The case is only stronger for Moore, who slides into a starting role as a rookie in 2018. The Panthers have completely redone their receiving corps, as they traded away Kelvin Benjamin last year and signed Torrey Smith in free agency.

Moore may have to carve out his role to leapfrog Devin Funchess, but the talent is there and he should have a chance to come up big in year one. There is certainly a precedence for it, as the aforementioned Bejamin finished as fantasy football’s 14th best receiver in this offense as a rookie in 2014.

That doesn’t mean Moore is a lock to blow up immediately, but he’s already the most talented receiver at Cam Newton’s disposal. An 11th round pick is a small risk to potentially access that upside.

Sterling Shepard – New York Giants (Round 11)

I’m also loving the value I get with Shepard.
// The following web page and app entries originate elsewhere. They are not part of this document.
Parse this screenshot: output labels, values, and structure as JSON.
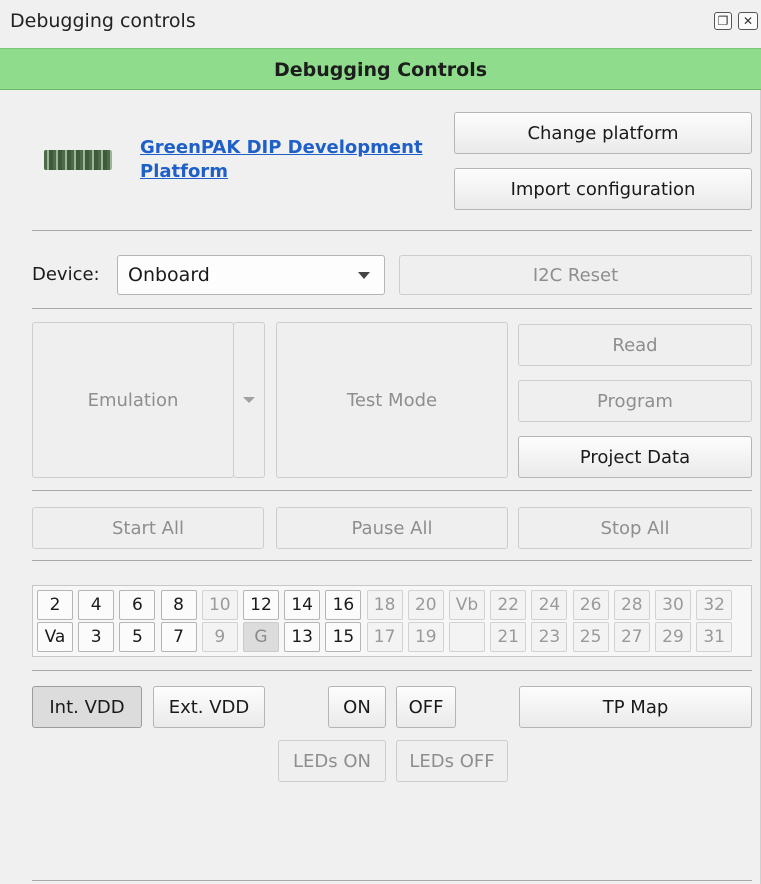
{
  "window": {
    "title": "Debugging controls",
    "restore_icon": "restore-icon",
    "close_icon": "close-icon"
  },
  "header": {
    "title": "Debugging Controls",
    "color": "#8fdc8c"
  },
  "platform": {
    "image": "board-icon",
    "link": "GreenPAK DIP Development Platform",
    "change_label": "Change platform",
    "import_label": "Import configuration"
  },
  "device": {
    "label": "Device:",
    "selected": "Onboard",
    "i2c_reset_label": "I2C Reset"
  },
  "modes": {
    "emulation_label": "Emulation",
    "test_mode_label": "Test Mode",
    "read_label": "Read",
    "program_label": "Program",
    "project_data_label": "Project Data"
  },
  "run": {
    "start_label": "Start All",
    "pause_label": "Pause All",
    "stop_label": "Stop All"
  },
  "pins": {
    "row1": [
      "2",
      "4",
      "6",
      "8",
      "10",
      "12",
      "14",
      "16",
      "18",
      "20",
      "Vb",
      "22",
      "24",
      "26",
      "28",
      "30",
      "32"
    ],
    "row2": [
      "Va",
      "3",
      "5",
      "7",
      "9",
      "G",
      "13",
      "15",
      "17",
      "19",
      "",
      "21",
      "23",
      "25",
      "27",
      "29",
      "31"
    ]
  },
  "power": {
    "int_vdd_label": "Int. VDD",
    "ext_vdd_label": "Ext. VDD",
    "on_label": "ON",
    "off_label": "OFF",
    "tp_map_label": "TP Map",
    "leds_on_label": "LEDs ON",
    "leds_off_label": "LEDs OFF"
  }
}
People seem to forget that he was pretty good as a rookie (65-683-8 stat line) in 2016. I know, because my wife had him in our fantasy football league.
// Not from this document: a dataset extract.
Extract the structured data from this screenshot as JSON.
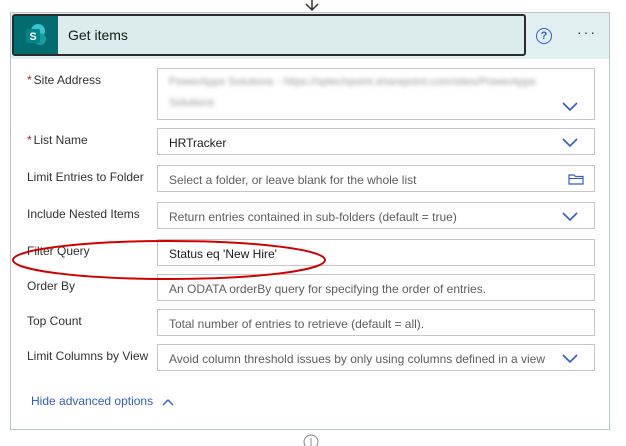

He wasn’t bad in 2017, either, showing up big in spots with Odell Beckham Jr. and Brandon Marshall on the shelf. Shepard himself was limited to just 11 starts in year two, yet he still put up 731 receiving yards.

The corpse of Marshall is gone and reports suggest Shepard’s role could be bigger than ever in 2018. He’s obviously no lock to go nuts this year, but you’re paying for a high-end WR3 pretty late in the draft and should Beckham get hurt again his value would be through the roof.

I don’t want to keep listing guys in the same round, but keep an eye on Chargers second-year wide receiver Mike Williams. He has some talented bodies to leap frog, but the injury to Hunter Henry may open the door for a bigger role this year.

Kenny Golladay – Detroit Lions (Round 12)

One other guy I am digging is Gollady, who blew up in week one of last year and really didn’t resurface again until week 17. That doesn’t mean he isn’t immensely talented or primed for a big breakout, however.

Golden Tate and Marvin Jones seem to be firmly ahead of the second-year receiver, but Golladay has drawn rave reviews all summer and could be primed for a more locked in role as the team’s third receiver. In the event of a big injury up top, he could turn into fantasy gold.

Remember, there are always more fantasy football steals to be sought after, but these are just a few of my personal favorites. Keep mocking your draft so you can assess player value and be prepared to snag guys at the right time or just before someone else does.

Whatever you do this year, good luck!

About The Author Kevin Roberts

Breaking Football's lead fantasy football expert. Top 40 finisher in FantasyPros accuracy challenge in 2012 and 2013. Your huckleberry.